Some people believe that when applying a higher factor, they can use a smaller amount of sun cream and still be adequately protected from the sun’s harmful UV rays, however this is not necessarily the case.
According to the British Association of Dermatologists, most people apply less than half of the amount required to provide the level of protection indicated on the packaging.
A 2007 study published in the British Journal of Dermatology, says that applying half the recommended amount of sun cream would only give you the square root of the stated SPF. This means that the higher the SPF, the more rapidly the protection falls off with under-application.
This shows that it is very important to reapply liberally and frequently.
How much does under-applying affect SPF?
Applying half the amount of:
- SPF15 will give the protection of SPF3.9
- SPF30 will give the protection of SPF5.5
- SPF50 will give the protection of SPF7.1
How much sun cream should I apply?
Sun creams are generally tested at an application level of 2.0mg per cm² of skin. This equates to about 30g to cover the whole of an adult body. If less than this amount is applied, you will not be getting the protection level stated on the bottle.
An easy way to remember how much sun cream to apply is to use an amount the size of a shot glass for the entire body, every time you re-apply.
If you are only applying sun lotion to certain areas of the body, e.g. exposed arms, use an amount the size of a 50p (around 3g) for each arm, or for exposed legs use twice this amount. Your entire face and neck will also need a 50p-sized amount of sun lotion.
It is notoriously difficult to tell how much product you have applied when using a spray-on sun lotion, particularly one packaged in an aerosol can.
Aerosol sunscreens that deliver a fine mist over the skin may seem like a convenient option, but it is very easy to under-apply with this type of product.
Due to the packaging design, there is no real way to tell how much product you have applied, or how much is left in the bottle.
For people with sensitive skin and those prone to prickly heat, spray-on sunscreens are usually best avoided, as they often contain harsh, irritating chemicals such as alcohol denat, which is used to give the product a light skin-feel.
For skin-friendly organic sun creams, try Green People’s award-winning sun care range for adults and children in medium and high factors.

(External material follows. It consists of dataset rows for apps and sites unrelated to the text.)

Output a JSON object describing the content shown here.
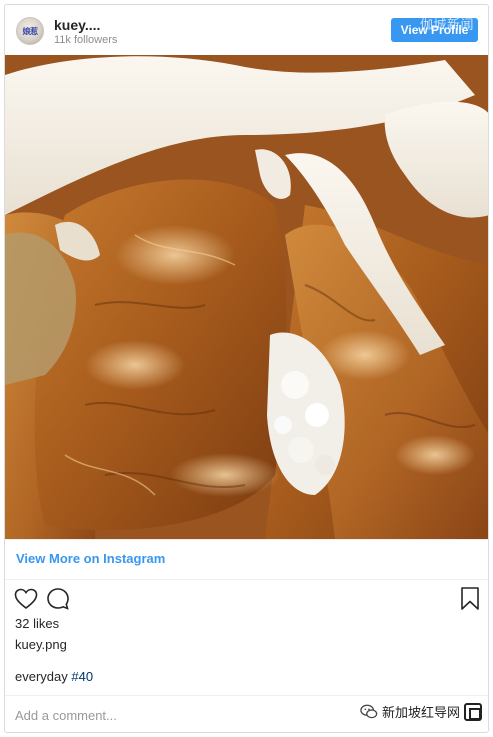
{
  "header": {
    "avatar_text": "娘惹",
    "user_name": "kuey....",
    "followers": "11k followers",
    "view_profile_label": "View Profile",
    "watermark_overlay": "伽城新闻"
  },
  "photo": {
    "alt": "kuey.png"
  },
  "view_more_label": "View More on Instagram",
  "actions": {
    "like_icon": "heart-outline-icon",
    "comment_icon": "speech-bubble-icon",
    "save_icon": "bookmark-outline-icon"
  },
  "likes": "32 likes",
  "caption_user": "kuey.png",
  "caption_text": "everyday ",
  "caption_hashtag": "#40",
  "comment": {
    "placeholder": "Add a comment...",
    "value": ""
  },
  "footer_watermark": {
    "text": "新加坡红导网",
    "icon": "wechat-bubble-icon"
  }
}
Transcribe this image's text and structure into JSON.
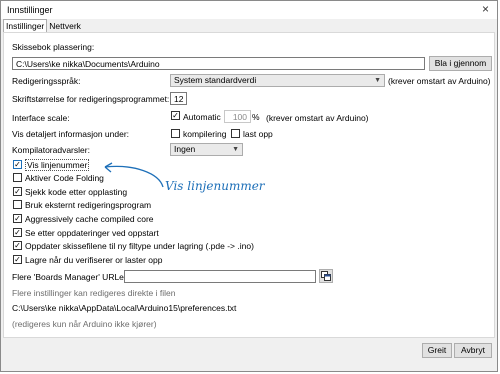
{
  "window": {
    "title": "Innstillinger",
    "close_glyph": "×"
  },
  "tabs": [
    {
      "label": "Instillinger"
    },
    {
      "label": "Nettverk"
    }
  ],
  "sketchbook": {
    "label": "Skissebok plassering:",
    "path": "C:\\Users\\ke nikka\\Documents\\Arduino",
    "browse_label": "Bla i gjennom"
  },
  "language": {
    "label": "Redigeringsspråk:",
    "value": "System standardverdi",
    "note": "(krever omstart av Arduino)"
  },
  "font_size": {
    "label": "Skriftstørrelse for redigeringsprogrammet:",
    "value": "12"
  },
  "interface_scale": {
    "label": "Interface scale:",
    "auto_label": "Automatic",
    "value": "100",
    "unit": "%",
    "note": "(krever omstart av Arduino)"
  },
  "verbose": {
    "label": "Vis detaljert informasjon under:",
    "compile_label": "kompilering",
    "upload_label": "last opp"
  },
  "compiler_warnings": {
    "label": "Kompilatoradvarsler:",
    "value": "Ingen"
  },
  "options": [
    {
      "label": "Vis linjenummer",
      "checked": true
    },
    {
      "label": "Aktiver Code Folding",
      "checked": false
    },
    {
      "label": "Sjekk kode etter opplasting",
      "checked": true
    },
    {
      "label": "Bruk eksternt redigeringsprogram",
      "checked": false
    },
    {
      "label": "Aggressively cache compiled core",
      "checked": true
    },
    {
      "label": "Se etter oppdateringer ved oppstart",
      "checked": true
    },
    {
      "label": "Oppdater skissefilene til ny filtype under lagring (.pde -> .ino)",
      "checked": true
    },
    {
      "label": "Lagre når du verifiserer or laster opp",
      "checked": true
    }
  ],
  "boards_manager": {
    "label": "Flere 'Boards Manager' URLer:",
    "value": ""
  },
  "more_prefs_note": "Flere instillinger kan redigeres direkte i filen",
  "prefs_path": "C:\\Users\\ke nikka\\AppData\\Local\\Arduino15\\preferences.txt",
  "edit_note": "(redigeres kun når Arduino ikke kjører)",
  "buttons": {
    "ok": "Greit",
    "cancel": "Avbryt"
  },
  "annotation": {
    "text": "Vis linjenummer",
    "color": "#1d6fb8"
  },
  "check_glyph": "✓"
}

Providing broad-spectrum UVA and UVB protection without harsh chemicals, Green People sun creams are suitable for ultra-sensitive skin and those prone to eczema and prickly heat.